Furthermore, the quality of his primary opponents is lacking. Herman Cain is a political neophyte who has never served in public office, seems completely ignorant about foreign affairs and has a major propensity for gaffes. Furthermore, the 9-9-9 plan, which essentially is Cain’s campaign, can be criticized from the left for being regressive, from the center for not raising enough revenue and, finally, from the right for giving Congress a whole new revenue stream with which to play.

Romney’s other main rival, Governor Rick Perry, is also facing a number of problems. At recent debates, Perry has been alternately unfocused, incoherent, distracted and at times downright nasty—especially during his attempt to smear Romney for hiring an illegal immigrant. Also, like Cain, Perry lacks knowledge of international issues and does not seem to know a lot about things not directly related to Texas.

These are considerable advantages. Romney, however, still has trouble rising above approximately 25 percent in the polls and he lacks a passionate support base. Perhaps he should consider taking the following steps.

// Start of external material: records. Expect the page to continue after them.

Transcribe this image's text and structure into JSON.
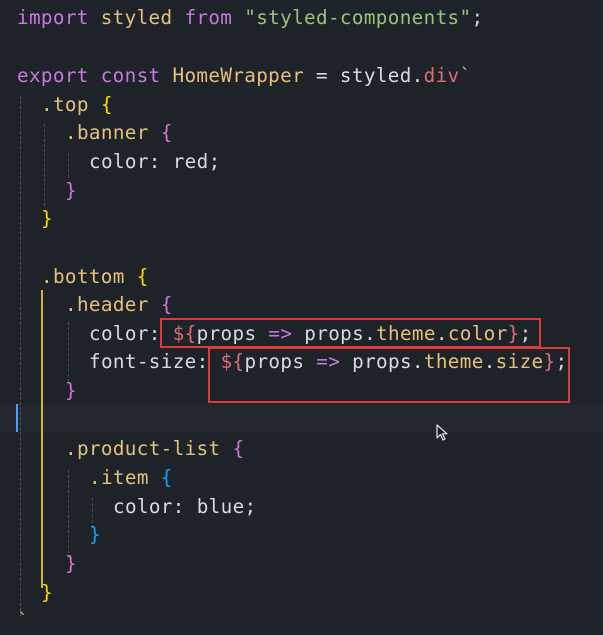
{
  "code": {
    "l1": {
      "kw1": "import",
      "sp1": " ",
      "ident": "styled",
      "sp2": " ",
      "kw2": "from",
      "sp3": " ",
      "str": "\"styled-components\"",
      "semi": ";"
    },
    "l3": {
      "kw1": "export",
      "sp1": " ",
      "kw2": "const",
      "sp2": " ",
      "name": "HomeWrapper",
      "eq": " = ",
      "obj": "styled",
      "dot": ".",
      "tag": "div",
      "tick": "`"
    },
    "l4": {
      "sel": ".top",
      "sp": " ",
      "brace": "{"
    },
    "l5": {
      "sel": ".banner",
      "sp": " ",
      "brace": "{"
    },
    "l6": {
      "prop": "color:",
      "sp": " ",
      "val": "red;"
    },
    "l7": {
      "brace": "}"
    },
    "l8": {
      "brace": "}"
    },
    "l10": {
      "sel": ".bottom",
      "sp": " ",
      "brace": "{"
    },
    "l11": {
      "sel": ".header",
      "sp": " ",
      "brace": "{"
    },
    "l12": {
      "prop": "color:",
      "sp": " ",
      "dollar": "${",
      "a": "props",
      "arrow": " => ",
      "b": "props",
      "d1": ".",
      "c": "theme",
      "d2": ".",
      "e": "color",
      "close": "}",
      "semi": ";"
    },
    "l13": {
      "prop": "font-size:",
      "sp": " ",
      "dollar": "${",
      "a": "props",
      "arrow": " => ",
      "b": "props",
      "d1": ".",
      "c": "theme",
      "d2": ".",
      "e": "size",
      "close": "}",
      "semi": ";"
    },
    "l14": {
      "brace": "}"
    },
    "l16": {
      "sel": ".product-list",
      "sp": " ",
      "brace": "{"
    },
    "l17": {
      "sel": ".item",
      "sp": " ",
      "brace": "{"
    },
    "l18": {
      "prop": "color:",
      "sp": " ",
      "val": "blue;"
    },
    "l19": {
      "brace": "}"
    },
    "l20": {
      "brace": "}"
    },
    "l21": {
      "brace": "}"
    },
    "l22": {
      "tick": "`"
    }
  }
}
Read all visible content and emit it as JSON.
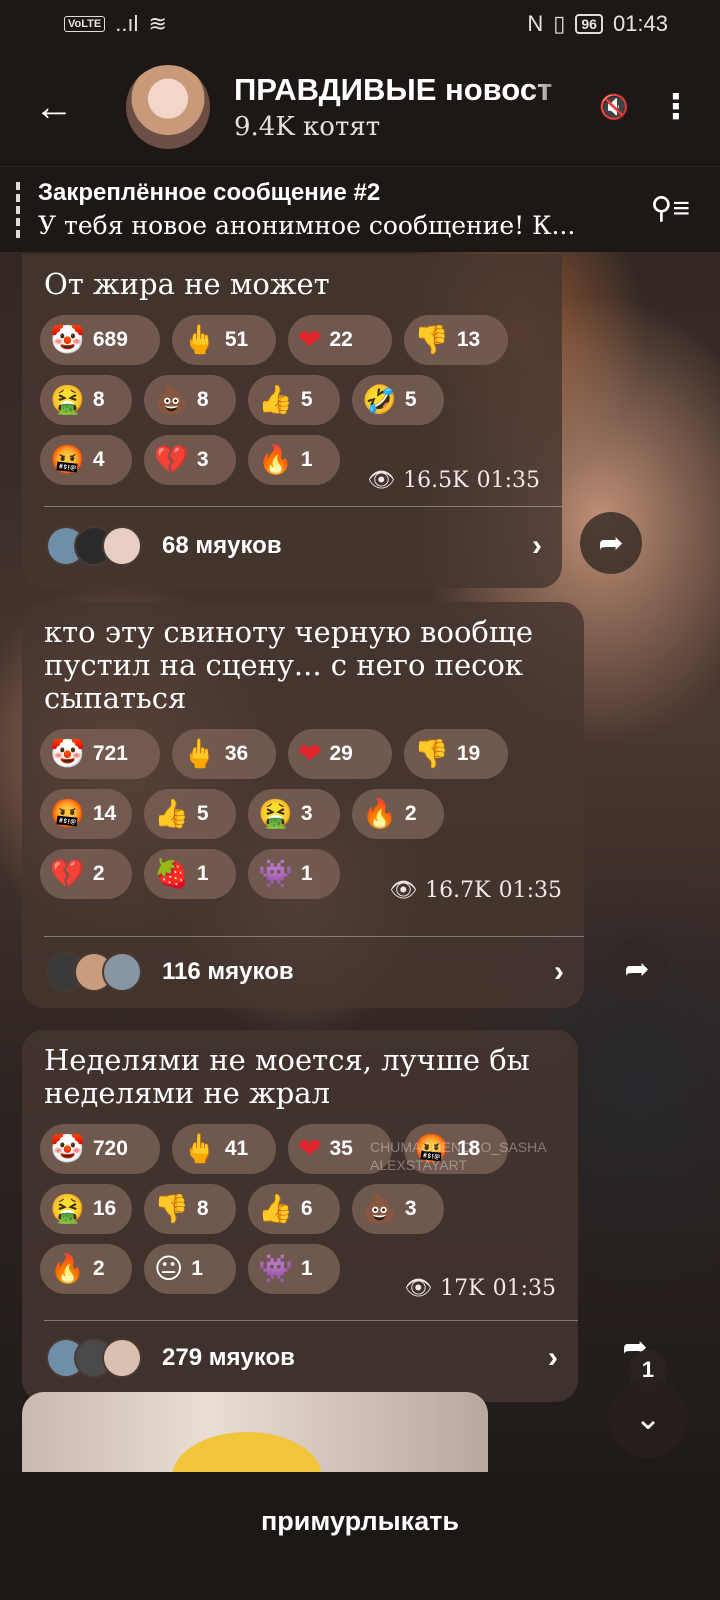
{
  "status_bar": {
    "volte": "VoLTE",
    "signal": "..ıl",
    "wifi": "≋",
    "nfc": "N",
    "vibrate": "▯",
    "battery": "96",
    "time": "01:43"
  },
  "header": {
    "title": "ПРАВДИВЫЕ новост",
    "subtitle": "9.4K котят"
  },
  "pinned": {
    "title": "Закреплённое сообщение #2",
    "body": "У тебя новое анонимное сообщение!  К..."
  },
  "messages": [
    {
      "text": "От жира не может",
      "reactions": [
        {
          "emoji": "🤡",
          "count": "689"
        },
        {
          "emoji": "🖕",
          "count": "51"
        },
        {
          "emoji": "❤",
          "count": "22"
        },
        {
          "emoji": "👎",
          "count": "13"
        },
        {
          "emoji": "🤮",
          "count": "8"
        },
        {
          "emoji": "💩",
          "count": "8"
        },
        {
          "emoji": "👍",
          "count": "5"
        },
        {
          "emoji": "🤣",
          "count": "5"
        },
        {
          "emoji": "🤬",
          "count": "4"
        },
        {
          "emoji": "💔",
          "count": "3"
        },
        {
          "emoji": "🔥",
          "count": "1"
        }
      ],
      "views": "16.5K",
      "time": "01:35",
      "comments": "68 мяуков"
    },
    {
      "text": "кто эту свиноту черную вообще пустил на сцену... с него песок сыпаться",
      "reactions": [
        {
          "emoji": "🤡",
          "count": "721"
        },
        {
          "emoji": "🖕",
          "count": "36"
        },
        {
          "emoji": "❤",
          "count": "29"
        },
        {
          "emoji": "👎",
          "count": "19"
        },
        {
          "emoji": "🤬",
          "count": "14"
        },
        {
          "emoji": "👍",
          "count": "5"
        },
        {
          "emoji": "🤮",
          "count": "3"
        },
        {
          "emoji": "🔥",
          "count": "2"
        },
        {
          "emoji": "💔",
          "count": "2"
        },
        {
          "emoji": "🍓",
          "count": "1"
        },
        {
          "emoji": "👾",
          "count": "1"
        }
      ],
      "views": "16.7K",
      "time": "01:35",
      "comments": "116 мяуков"
    },
    {
      "text": "Неделями не моется, лучше бы неделями не жрал",
      "reactions": [
        {
          "emoji": "🤡",
          "count": "720"
        },
        {
          "emoji": "🖕",
          "count": "41"
        },
        {
          "emoji": "❤",
          "count": "35"
        },
        {
          "emoji": "🤬",
          "count": "18"
        },
        {
          "emoji": "🤮",
          "count": "16"
        },
        {
          "emoji": "👎",
          "count": "8"
        },
        {
          "emoji": "👍",
          "count": "6"
        },
        {
          "emoji": "💩",
          "count": "3"
        },
        {
          "emoji": "🔥",
          "count": "2"
        },
        {
          "emoji": "😐",
          "count": "1"
        },
        {
          "emoji": "👾",
          "count": "1"
        }
      ],
      "views": "17K",
      "time": "01:35",
      "comments": "279 мяуков"
    }
  ],
  "watermark": {
    "line1": "CHUMACHENCKO_SASHA",
    "line2": "ALEXSTAYART"
  },
  "unread_count": "1",
  "bottom": {
    "join_label": "примурлыкать"
  },
  "icons": {
    "back": "←",
    "mute": "🔇",
    "menu": "⋮",
    "pin_list": "⚲≡",
    "eye": "👁",
    "chevron": "›",
    "share": "➦",
    "scroll_down": "⌄"
  }
}
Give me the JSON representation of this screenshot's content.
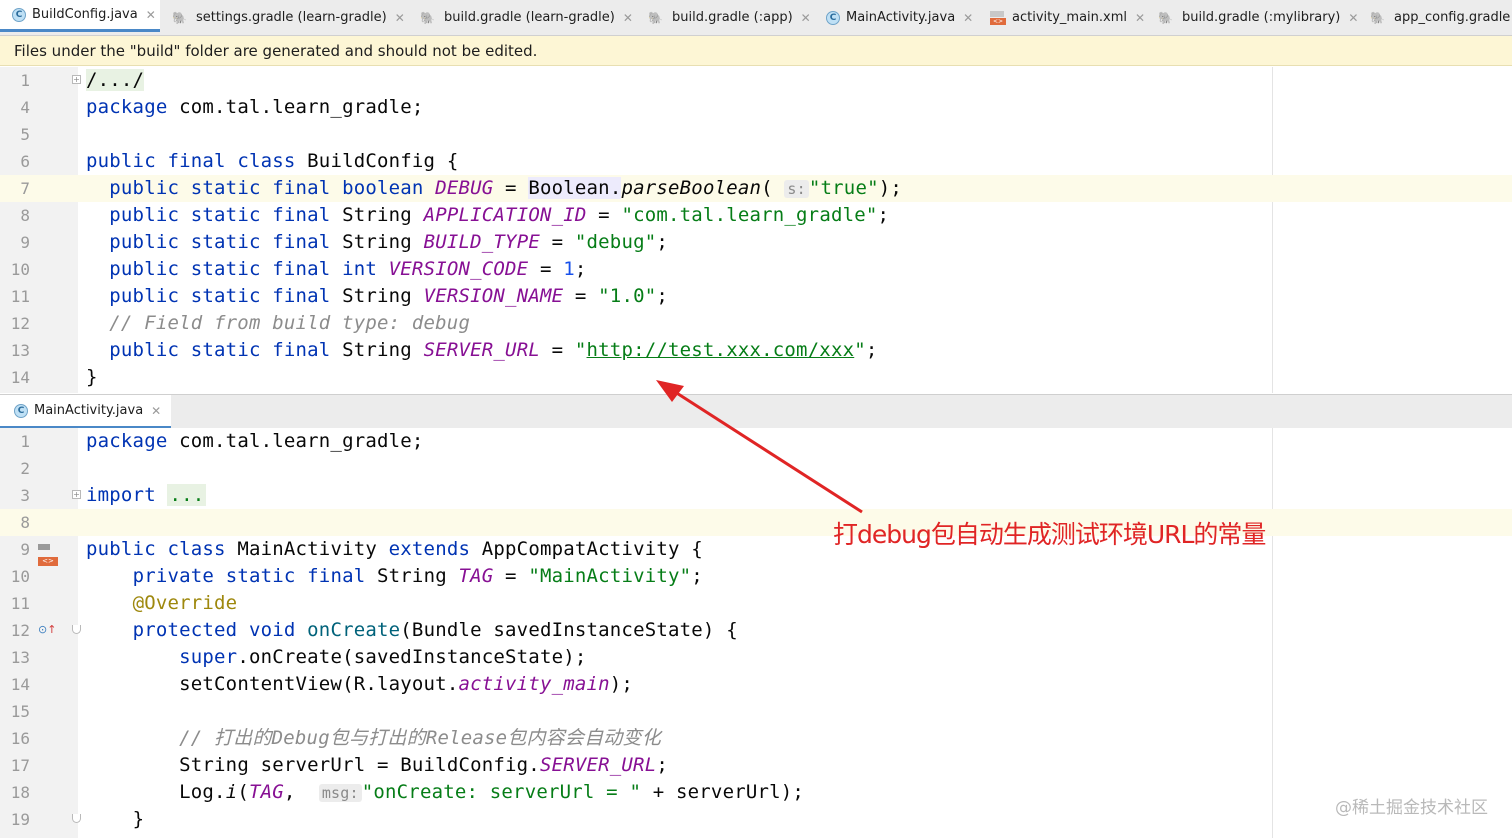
{
  "tabs": [
    {
      "label": "BuildConfig.java",
      "icon": "java-class-icon",
      "active": true
    },
    {
      "label": "settings.gradle (learn-gradle)",
      "icon": "gradle-icon"
    },
    {
      "label": "build.gradle (learn-gradle)",
      "icon": "gradle-icon"
    },
    {
      "label": "build.gradle (:app)",
      "icon": "gradle-icon"
    },
    {
      "label": "MainActivity.java",
      "icon": "java-class-icon"
    },
    {
      "label": "activity_main.xml",
      "icon": "xml-layout-icon"
    },
    {
      "label": "build.gradle (:mylibrary)",
      "icon": "gradle-icon"
    },
    {
      "label": "app_config.gradle",
      "icon": "gradle-icon"
    }
  ],
  "banner": {
    "text": "Files under the \"build\" folder are generated and should not be edited."
  },
  "editor1": {
    "line_numbers": [
      "1",
      "4",
      "5",
      "6",
      "7",
      "8",
      "9",
      "10",
      "11",
      "12",
      "13",
      "14"
    ],
    "text": {
      "l1": "/.../",
      "l4": "package com.tal.learn_gradle;",
      "public": "public",
      "static": "static",
      "final": "final",
      "class": "class",
      "class_name": "BuildConfig {",
      "boolean": "boolean",
      "debug_const": "DEBUG",
      "boolean_cls": "Boolean.",
      "parse": "parseBoolean",
      "s_hint": "s:",
      "true_str": "\"true\"",
      "string": "String",
      "app_id": "APPLICATION_ID",
      "app_id_val": "\"com.tal.learn_gradle\"",
      "build_type": "BUILD_TYPE",
      "build_type_val": "\"debug\"",
      "int": "int",
      "version_code": "VERSION_CODE",
      "version_code_val": "1",
      "version_name": "VERSION_NAME",
      "version_name_val": "\"1.0\"",
      "comment": "// Field from build type: debug",
      "server_url": "SERVER_URL",
      "server_url_val": "http://test.xxx.com/xxx",
      "close": "}"
    }
  },
  "editor2_tab": {
    "label": "MainActivity.java"
  },
  "editor2": {
    "line_numbers": [
      "1",
      "2",
      "3",
      "8",
      "9",
      "10",
      "11",
      "12",
      "13",
      "14",
      "15",
      "16",
      "17",
      "18",
      "19"
    ],
    "text": {
      "package": "package",
      "package_rest": " com.tal.learn_gradle;",
      "import": "import",
      "import_collapsed": "...",
      "public": "public",
      "class": "class",
      "main_activity": "MainActivity",
      "extends": "extends",
      "app_compat": "AppCompatActivity {",
      "private": "private",
      "static": "static",
      "final": "final",
      "string": "String",
      "tag": "TAG",
      "tag_val": "\"MainActivity\"",
      "override": "@Override",
      "protected": "protected",
      "void": "void",
      "on_create": "onCreate",
      "on_create_params": "(Bundle savedInstanceState) {",
      "super": "super",
      "super_call": ".onCreate(savedInstanceState);",
      "set_content": "setContentView(R.layout.",
      "activity_main": "activity_main",
      "set_content_end": ");",
      "comment_cn": "// 打出的Debug包与打出的Release包内容会自动变化",
      "server_decl": "String serverUrl = BuildConfig.",
      "server_const": "SERVER_URL",
      "semi": ";",
      "log": "Log.",
      "log_i": "i",
      "log_tag": "TAG",
      "msg_hint": "msg:",
      "log_str": "\"onCreate: serverUrl = \"",
      "log_rest": " + serverUrl);",
      "close": "}"
    }
  },
  "annotation": {
    "text": "打debug包自动生成测试环境URL的常量"
  },
  "watermark": {
    "text": "@稀土掘金技术社区"
  },
  "colors": {
    "keyword": "#0033b3",
    "string": "#067d17",
    "static_field": "#871094",
    "comment": "#8c8c8c",
    "annotation": "#9e880d",
    "arrow": "#e02525"
  }
}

First, lay out your core, underlying principles. Observers of the 2012 race are understandably skeptical about what Romney truly believes—other than the fact that he wants to become president. This is a man, after all, who once attempted to run to the left of the late and very liberal Ted Kennedy and is now positioning himself to the right of Rick Perry, one of the most conservative governors in the country, on issues like immigration. With this turn rightward has come a great deal of shifting on a range of important social and economic issues. Romney should try combating this image of inconsistency by clearly stating what his core political philosophy is and how it has guided him in public life.

Second, be bolder in your policy proposals. The Republican primary electorate, in particular, is looking for a candidate who can capture the populist spirit of the Tea Party movement and present a clear, concrete and bold alternative to President Obama. In contrast, some of Romney’s positions, such as on entitlements and tax reform, seem timid. Romney should try to negate the impression that he stands for the status quo.

And third, don’t pander to interest groups at the expense of the rest of the population. For example, to curry favor with Iowa farmers, Romney supports ethanol subsidies that increase food prices and distort international trade. Or, in line with union demands and increasing anti-China sentiment, he seeks to impose tariffs and duties on imported goods from China. While China’s atrocious human rights record, dramatic military buildup and aggressive foreign policy are causes for immense concern, starting a trade war with one of our largest creditors and economic partners, particularly in a recession, is still not a very good idea.

Nonetheless, Romney is in fact a strong candidate, and has a very good shot at being the next Republican nominee, barring some unforeseen development. It will be interesting to see what lies ahead for him and the rest of the Republican field in the coming months.